A number of articles have appeared in mainstream media recently about the growing trend of Do-It-Yourself or DIY projects, an idea that is especially popular among millennials. Social media sites, television shows and companies have made billions by giving the average person the impression that a DIY solution will be a less expensive solution. While that may be the case in the context of crafting and construction, it is important to note that it is often not the case when it comes to DIY Wills (also known as holograph wills).
There are a number of products on the market that claim they will help you create a legitimate Last Will and Testament at a lower cost than a visit to a lawyer’s office. Even if we assume that the product you choose complies with Ontario law and that you have properly executed your DIY Will, it is important to keep in mind that a number of legal issues can arise upon death. For example, if there is any uncertainty surrounding the meaning of the words chosen by you (the Testator), it may lead to more questions about whether the disputed document is indeed a Will. If this happens, your DIY Will would likely cost your estate much more than a thorough estates plan involving financial planners and lawyers.
Often, by the time an estate litigator is contacted about an issue related to a DIY Will, the Testator has already died and we are left unable to find an easy and relatively inexpensive solution to the problem. At this point, it is the estate trustee (executor) or estate administrator who must assume the often stressful and expensive task of proving the Testator’s intentions.
Proving a Will often involves gathering evidence, preparing court materials, and applying to the court for directions before – or in addition to – applying for a Certificate of Appointment of Estate Trustee. Each step in this process is expensive, not only in terms of legal fees that must be borne by the Estate and interested parties, but also in terms of personal costs (e.g. time, stress, etc.) for the estate trustee.
In Melna v Hall, 143 Man. R. (2d) 98, 2000 CanLII 20739, the Court was asked to interpret the meaning of the word “belongings” in a DIY Will. Costs of $4,500.00 (or $6,000.00 in 2016 dollars, adjusting for inflation) for the interpretation were ordered to be paid out of the estate assets.
Costs for a more complicated interpretation of a DIY Will can run many times higher. In Bertolo v. Nadalini, 2007 CanLII 1915 (ON SC), the mother of the Deceased, who was appointed estate trustee under an earlier valid Will, applied to the Court for directions regarding a handwritten document made by the Deceased shortly before her death. A short summary trial was held to determine whether the “disputed document” was a Will. The Court examined the circumstances surrounding the making of the “disputed document” and ultimately determined that it was not a Will.
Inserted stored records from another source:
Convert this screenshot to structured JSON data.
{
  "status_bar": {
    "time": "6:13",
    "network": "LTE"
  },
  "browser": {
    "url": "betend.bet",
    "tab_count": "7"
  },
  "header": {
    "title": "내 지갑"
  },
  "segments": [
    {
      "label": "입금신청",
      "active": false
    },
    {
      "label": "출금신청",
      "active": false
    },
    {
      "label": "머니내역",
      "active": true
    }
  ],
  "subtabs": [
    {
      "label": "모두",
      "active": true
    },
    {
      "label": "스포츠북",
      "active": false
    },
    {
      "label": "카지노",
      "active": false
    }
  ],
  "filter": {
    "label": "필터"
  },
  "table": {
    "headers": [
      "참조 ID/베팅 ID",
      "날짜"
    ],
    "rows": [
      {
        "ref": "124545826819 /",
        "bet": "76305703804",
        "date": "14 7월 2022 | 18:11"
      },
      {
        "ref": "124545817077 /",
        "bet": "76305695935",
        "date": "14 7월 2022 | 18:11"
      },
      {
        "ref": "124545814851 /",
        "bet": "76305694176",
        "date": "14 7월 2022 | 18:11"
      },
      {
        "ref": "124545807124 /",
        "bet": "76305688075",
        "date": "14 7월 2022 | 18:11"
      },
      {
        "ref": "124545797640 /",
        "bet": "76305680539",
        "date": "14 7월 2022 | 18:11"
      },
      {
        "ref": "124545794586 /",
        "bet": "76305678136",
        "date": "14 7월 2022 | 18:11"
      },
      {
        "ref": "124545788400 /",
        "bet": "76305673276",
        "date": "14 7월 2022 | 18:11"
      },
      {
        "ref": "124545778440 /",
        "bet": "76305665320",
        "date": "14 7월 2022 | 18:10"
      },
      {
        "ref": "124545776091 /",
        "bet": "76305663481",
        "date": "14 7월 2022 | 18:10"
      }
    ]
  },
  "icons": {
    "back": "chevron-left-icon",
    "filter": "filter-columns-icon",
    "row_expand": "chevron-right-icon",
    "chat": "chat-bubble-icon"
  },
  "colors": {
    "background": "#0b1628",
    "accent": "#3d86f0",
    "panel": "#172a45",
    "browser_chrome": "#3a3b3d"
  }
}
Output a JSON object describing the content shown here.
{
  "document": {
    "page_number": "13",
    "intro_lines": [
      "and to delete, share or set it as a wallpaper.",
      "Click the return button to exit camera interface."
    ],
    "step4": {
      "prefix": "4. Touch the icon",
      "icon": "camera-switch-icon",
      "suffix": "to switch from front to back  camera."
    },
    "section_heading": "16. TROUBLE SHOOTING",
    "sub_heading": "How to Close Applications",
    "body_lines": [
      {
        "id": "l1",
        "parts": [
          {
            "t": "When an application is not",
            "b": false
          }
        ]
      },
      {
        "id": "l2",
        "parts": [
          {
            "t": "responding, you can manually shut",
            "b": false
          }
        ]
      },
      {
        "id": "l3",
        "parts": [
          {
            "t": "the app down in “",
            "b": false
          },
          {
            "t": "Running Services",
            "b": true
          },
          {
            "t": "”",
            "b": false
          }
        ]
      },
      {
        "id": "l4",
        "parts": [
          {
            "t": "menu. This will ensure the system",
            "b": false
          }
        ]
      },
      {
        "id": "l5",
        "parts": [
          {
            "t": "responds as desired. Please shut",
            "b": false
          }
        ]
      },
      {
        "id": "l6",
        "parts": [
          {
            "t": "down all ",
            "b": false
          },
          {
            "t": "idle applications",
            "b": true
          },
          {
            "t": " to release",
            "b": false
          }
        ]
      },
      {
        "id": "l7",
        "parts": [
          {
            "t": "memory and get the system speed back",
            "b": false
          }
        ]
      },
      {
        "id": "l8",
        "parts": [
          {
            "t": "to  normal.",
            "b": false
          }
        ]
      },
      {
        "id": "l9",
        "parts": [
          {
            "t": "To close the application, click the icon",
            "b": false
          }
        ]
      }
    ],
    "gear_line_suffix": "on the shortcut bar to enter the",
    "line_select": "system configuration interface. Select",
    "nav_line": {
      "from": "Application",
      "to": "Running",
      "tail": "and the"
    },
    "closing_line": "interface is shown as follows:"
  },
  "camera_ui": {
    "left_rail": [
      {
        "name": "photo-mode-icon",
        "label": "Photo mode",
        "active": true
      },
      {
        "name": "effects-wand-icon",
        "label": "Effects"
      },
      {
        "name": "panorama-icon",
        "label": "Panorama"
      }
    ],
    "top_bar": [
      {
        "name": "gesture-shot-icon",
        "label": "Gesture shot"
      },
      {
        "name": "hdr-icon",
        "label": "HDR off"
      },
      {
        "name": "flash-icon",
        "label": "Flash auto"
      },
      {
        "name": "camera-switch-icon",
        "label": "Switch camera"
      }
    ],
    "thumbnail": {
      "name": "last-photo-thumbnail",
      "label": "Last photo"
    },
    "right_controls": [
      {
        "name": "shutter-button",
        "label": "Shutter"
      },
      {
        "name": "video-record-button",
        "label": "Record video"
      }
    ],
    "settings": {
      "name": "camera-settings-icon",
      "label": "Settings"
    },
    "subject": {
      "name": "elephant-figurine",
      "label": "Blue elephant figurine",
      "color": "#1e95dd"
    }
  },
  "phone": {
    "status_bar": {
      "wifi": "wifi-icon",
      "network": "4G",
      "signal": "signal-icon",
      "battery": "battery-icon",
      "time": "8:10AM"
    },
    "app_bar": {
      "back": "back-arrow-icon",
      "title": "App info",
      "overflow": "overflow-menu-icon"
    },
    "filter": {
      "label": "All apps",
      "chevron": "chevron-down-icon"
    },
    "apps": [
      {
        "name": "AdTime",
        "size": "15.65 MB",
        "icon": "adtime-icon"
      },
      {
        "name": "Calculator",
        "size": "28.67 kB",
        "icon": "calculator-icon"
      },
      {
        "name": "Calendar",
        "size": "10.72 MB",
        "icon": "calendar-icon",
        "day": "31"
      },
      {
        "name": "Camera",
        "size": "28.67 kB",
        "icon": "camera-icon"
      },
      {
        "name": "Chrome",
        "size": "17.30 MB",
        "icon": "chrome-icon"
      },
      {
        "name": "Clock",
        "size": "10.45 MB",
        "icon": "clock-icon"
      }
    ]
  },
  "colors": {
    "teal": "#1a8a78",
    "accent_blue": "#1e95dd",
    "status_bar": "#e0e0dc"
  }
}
The Court reported that the Deceased’s mother’s legal costs totalling $37,500.00 (or $43,158.00 in 2016 dollars) were ultimately to be paid from the Deceased’s estate assets.
Thus, the cost of an uncontested Will interpretation may cost an estate over fifteen times the average cost of having a lawyer draft a Will; which could easily double or triple if a party opposes the estate trustee’s court application. And we should not overlook the personal costs to the estate trustee and beneficiaries: the time invested by interested parties, the possibility of damaging relationships; the effect the stress of litigation may have on the parties; and memories of the Testator that are now tainted by litigation.
For these reasons, if you are aware of any circumstances that may complicate your estate plan (i.e. second marriage, a business, recent separation, family members outside of Ontario, etc.) or if you have specific testamentary wishes (i.e. wishes that may upset someone close to you, complicated instructions, etc.) please think twice before choosing to rely on a DIY Will. Although a DIY Will may save you money in the short-term, it is critical to consider the potential long-term cost to your estate and the effect it may have on your close friends and family.